◆ **What to do**
An exact copy of every entry is needed here; the images stay out.

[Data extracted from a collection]
^^^^^^^^
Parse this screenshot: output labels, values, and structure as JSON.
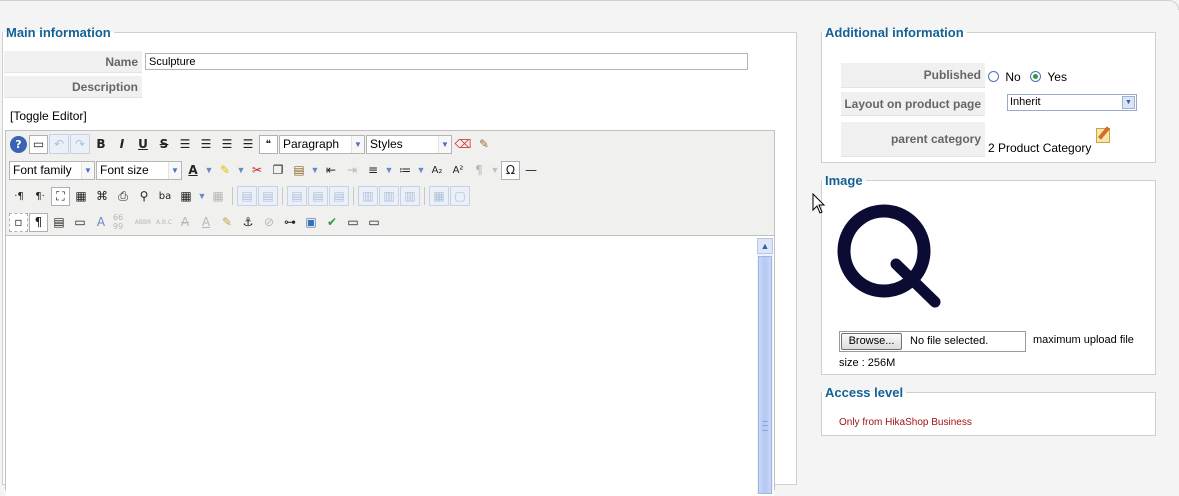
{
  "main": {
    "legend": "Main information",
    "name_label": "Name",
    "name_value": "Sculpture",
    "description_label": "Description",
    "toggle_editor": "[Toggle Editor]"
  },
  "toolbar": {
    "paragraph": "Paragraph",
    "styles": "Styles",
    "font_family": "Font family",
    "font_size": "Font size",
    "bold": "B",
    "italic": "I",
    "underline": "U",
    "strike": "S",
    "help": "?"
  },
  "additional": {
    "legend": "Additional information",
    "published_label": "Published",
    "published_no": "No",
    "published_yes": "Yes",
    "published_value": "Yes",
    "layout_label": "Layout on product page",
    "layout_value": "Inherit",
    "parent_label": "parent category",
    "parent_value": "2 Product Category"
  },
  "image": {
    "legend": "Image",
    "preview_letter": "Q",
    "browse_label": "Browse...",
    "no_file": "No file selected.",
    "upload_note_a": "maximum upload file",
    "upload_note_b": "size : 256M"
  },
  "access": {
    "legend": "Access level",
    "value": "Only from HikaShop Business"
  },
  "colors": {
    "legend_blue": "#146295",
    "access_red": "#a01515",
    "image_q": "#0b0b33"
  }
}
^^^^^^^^
◆ **Response area**
Parse this screenshot: output labels, values, and structure as JSON.
{
  "main": {
    "legend": "Main information",
    "name_label": "Name",
    "name_value": "Sculpture",
    "description_label": "Description",
    "toggle_editor": "[Toggle Editor]"
  },
  "toolbar": {
    "paragraph": "Paragraph",
    "styles": "Styles",
    "font_family": "Font family",
    "font_size": "Font size",
    "bold": "B",
    "italic": "I",
    "underline": "U",
    "strike": "S",
    "help": "?"
  },
  "additional": {
    "legend": "Additional information",
    "published_label": "Published",
    "published_no": "No",
    "published_yes": "Yes",
    "published_value": "Yes",
    "layout_label": "Layout on product page",
    "layout_value": "Inherit",
    "parent_label": "parent category",
    "parent_value": "2 Product Category"
  },
  "image": {
    "legend": "Image",
    "preview_letter": "Q",
    "browse_label": "Browse...",
    "no_file": "No file selected.",
    "upload_note_a": "maximum upload file",
    "upload_note_b": "size : 256M"
  },
  "access": {
    "legend": "Access level",
    "value": "Only from HikaShop Business"
  },
  "colors": {
    "legend_blue": "#146295",
    "access_red": "#a01515",
    "image_q": "#0b0b33"
  }
}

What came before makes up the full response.